Five years ago, the Committee of Seventy launched Draw the Lines PA to bring unprecedented transparency and citizen engagement to this once-arcane and hugely important process. We were operating on the hunch that when citizens literally take mapping into their own hands, they would unleash fresh streams of energy, accountability, and political power. We succeeded beyond our wildest dreams.

This the most transparent mapping process in the history of the Commonwealth — not, as some elected officials have asserted, because of what happened inside the Capitol. Instead, it was the work of tens of thousands of Pennsylvanians outside the Capitol, led by our 7,211 citizen mappers who spent over 25,000 hours of their own time drawing maps, that did the trick. Pennsylvania citizens threw open the curtains and turned on the lights. 

For the first time ever, the Draw the Lines Citizens’ Map, and other maps drawn by citizen groups, reached the final round of consideration by the Supreme Court — the “Sweet Thirteen” set of maps from which the Court made its final selection. Because of our work, each of the set of thirteen congressional maps was far, far better than what was produced in 2011, and the state legislative maps were major improvements as well.

The quality and creativity of Draw the Lines did not go unnoticed. Governor Tom Wolf endorsed the Citizens’ Map, and Pennsylvania Supreme Court Justice Max Baer praised its creation: “I thought the Committee of Seventy and the methodology used here was really commendable… congratulations to all those involved in a really transparent process.”

Regarding the State House and Senate maps, early in 2021 Draw the Lines led a statewide campaign to ask the Legislative Reapportionment Commission (LRC), the body drawing the state house and senate maps, to accept public applications for the 5th member and chair of the commission. With the two parties placing two members apiece on the LRC, the chair is a vital position. We promoted this opportunity to the public and encouraged them to apply. We were satisfied that the LRC did accept public nominations. Nearly five times more people applied in 2021 than in 2011 (60, up from 13). Though the selection of the fifth member was eventually made by the PA Supreme Court, their choice (former Pitt Chancellor Mark Nordenberg) was greeted by the public and both parties as an independent, common-sense choice.

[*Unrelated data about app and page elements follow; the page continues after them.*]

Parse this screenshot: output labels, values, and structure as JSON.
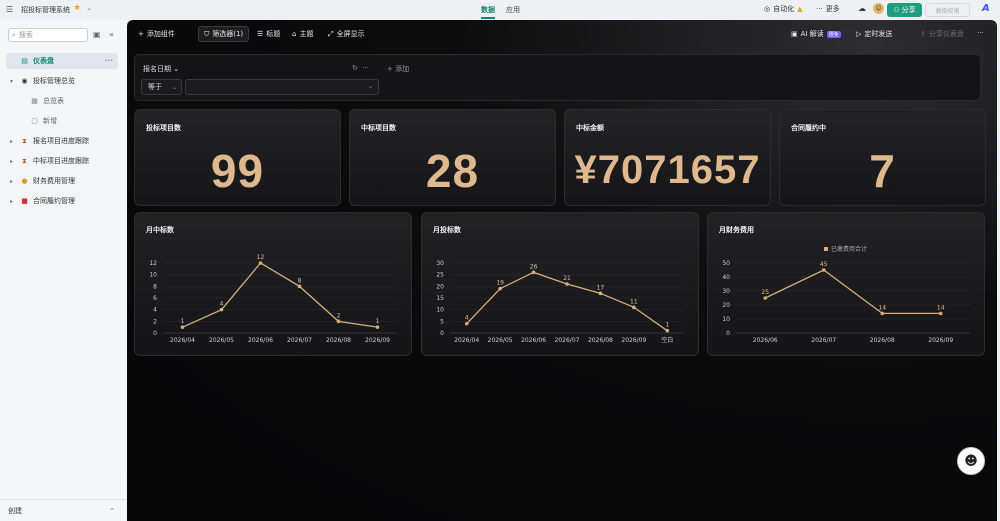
{
  "app": {
    "title": "招投标管理系统",
    "tabs": [
      {
        "label": "数据",
        "active": true
      },
      {
        "label": "应用",
        "active": false
      }
    ],
    "right": {
      "automation": "自动化",
      "more": "更多",
      "share": "分享",
      "permission": "高级权限"
    }
  },
  "sidebar": {
    "search_placeholder": "搜索",
    "items": [
      {
        "label": "仪表盘",
        "active": true,
        "icon": "dashboard-icon",
        "depth": 0
      },
      {
        "label": "投标管理总览",
        "icon": "target-icon",
        "depth": 0,
        "expanded": true
      },
      {
        "label": "总览表",
        "icon": "table-icon",
        "depth": 1
      },
      {
        "label": "新增",
        "icon": "form-icon",
        "depth": 1
      },
      {
        "label": "报名项目进度跟踪",
        "icon": "hourglass-icon",
        "depth": 0
      },
      {
        "label": "中标项目进度跟踪",
        "icon": "hourglass-icon",
        "depth": 0
      },
      {
        "label": "财务费用管理",
        "icon": "money-bag-icon",
        "depth": 0
      },
      {
        "label": "合同履约管理",
        "icon": "book-icon",
        "depth": 0
      }
    ],
    "bottom_label": "创建"
  },
  "toolbar": {
    "add_widget": "添加组件",
    "filter": "筛选器(1)",
    "title": "标题",
    "theme": "主题",
    "fullscreen": "全屏显示",
    "ai_read": "AI 解读",
    "ai_badge": "限免",
    "schedule": "定时发送",
    "share_dashboard": "分享仪表盘"
  },
  "filter": {
    "field": "报名日期",
    "add": "添加",
    "operator": "等于",
    "value": ""
  },
  "stats": [
    {
      "title": "投标项目数",
      "value": "99"
    },
    {
      "title": "中标项目数",
      "value": "28"
    },
    {
      "title": "中标金额",
      "value": "¥7071657"
    },
    {
      "title": "合同履约中",
      "value": "7"
    }
  ],
  "chart_data": [
    {
      "type": "line",
      "title": "月中标数",
      "categories": [
        "2026/04",
        "2026/05",
        "2026/06",
        "2026/07",
        "2026/08",
        "2026/09"
      ],
      "values": [
        1,
        4,
        12,
        8,
        2,
        1
      ],
      "yticks": [
        0,
        2,
        4,
        6,
        8,
        10,
        12
      ],
      "ylim": [
        0,
        12
      ],
      "legend": null
    },
    {
      "type": "line",
      "title": "月投标数",
      "categories": [
        "2026/04",
        "2026/05",
        "2026/06",
        "2026/07",
        "2026/08",
        "2026/09",
        "空白"
      ],
      "values": [
        4,
        19,
        26,
        21,
        17,
        11,
        1
      ],
      "yticks": [
        0,
        5,
        10,
        15,
        20,
        25,
        30
      ],
      "ylim": [
        0,
        30
      ],
      "legend": null
    },
    {
      "type": "line",
      "title": "月财务费用",
      "categories": [
        "2026/06",
        "2026/07",
        "2026/08",
        "2026/09"
      ],
      "values": [
        25,
        45,
        14,
        14
      ],
      "yticks": [
        0,
        10,
        20,
        30,
        40,
        50
      ],
      "ylim": [
        0,
        50
      ],
      "legend": "已缴费用合计"
    }
  ],
  "colors": {
    "accent": "#1d9e7e",
    "line": "#d9ad7c",
    "value": "#e0b88d"
  }
}
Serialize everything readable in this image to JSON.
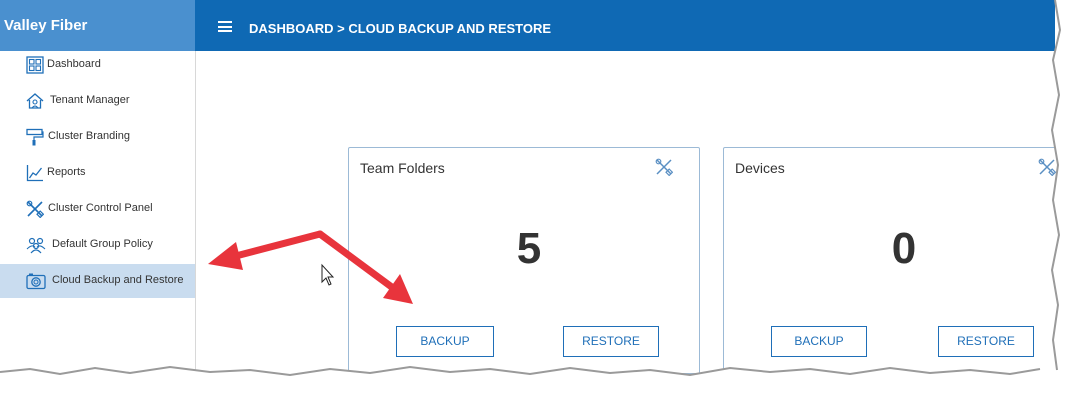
{
  "sidebar": {
    "brand": "Valley Fiber",
    "items": [
      {
        "label": "Dashboard",
        "icon": "dashboard-grid-icon"
      },
      {
        "label": "Tenant Manager",
        "icon": "tenant-house-icon"
      },
      {
        "label": "Cluster Branding",
        "icon": "paint-roller-icon"
      },
      {
        "label": "Reports",
        "icon": "line-chart-icon"
      },
      {
        "label": "Cluster Control Panel",
        "icon": "tools-icon"
      },
      {
        "label": "Default Group Policy",
        "icon": "users-group-icon"
      },
      {
        "label": "Cloud Backup and Restore",
        "icon": "camera-icon",
        "active": true
      }
    ]
  },
  "header": {
    "breadcrumb": "DASHBOARD > CLOUD BACKUP AND RESTORE"
  },
  "cards": [
    {
      "title": "Team Folders",
      "count": "5",
      "backup_label": "BACKUP",
      "restore_label": "RESTORE"
    },
    {
      "title": "Devices",
      "count": "0",
      "backup_label": "BACKUP",
      "restore_label": "RESTORE"
    }
  ],
  "colors": {
    "topbar": "#0f69b4",
    "brand": "#4a90cf",
    "active_item": "#c9dcef",
    "button_border": "#1f6fb8",
    "annotation_arrow": "#e8343c"
  }
}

Without the public spotlight promoted by DTL on this process, it is likely that the court would have chosen a more political actor, as done in the past. 

Chairman Nordenberg proved to be a valuable voice of fairness and deliberation throughout the legislative redistricting process.

Better Maps

The final congressional map was unequivocally better than what was produced in 2011 on pretty much every metric that a map is measured by. This includes:

- Compactness… improved from 16% in 2011 to 31% in 2022 (Polsby-Popper method), or 34% to 41% (Reock method).

- Limiting county splits… improved from 28 counties split 38 times in 2011 to 14 counties split 17 times in 2022

- Limiting municipal splits… improved from 68 in 2011 to 23 in 2022.

- Partisan fairness… improved from a 19% Republican skew in 2011 to a 1% Republican skew in 2022.

- Competitive districts… improved from one in 2011 to five in 2022.

The legislative maps were somewhat-to-significantly better across the board than the 2011 versions as well. In both the House and Senate, there are fewer splits across political divisions. Districts are more compact. Overall population deviation between the largest and smallest district is slightly larger, but the average deviation is about the same.

There was a great deal of discussion before the vote about racial equity in the maps. There are now 7 districts in the House and 2 in the Senate where there is not an incumbent and in which non-white voters make up a majority of the district. In the maps drawn in 2012, there were 28 districts in which non-white voters made up at least 35% of the voting-age population. The new maps contain 44 such districts. On the Senate side, the maps drawn in 2012 had 5 districts; the new maps contain 10.

Lastly, the Philadelphia Inquirer summarized the overall partisan impact of these maps. Neither map appears to unduly advantage one party over another. “The new maps still slightly favor Republicans but are significantly closer to evenly split than the current maps,” they write.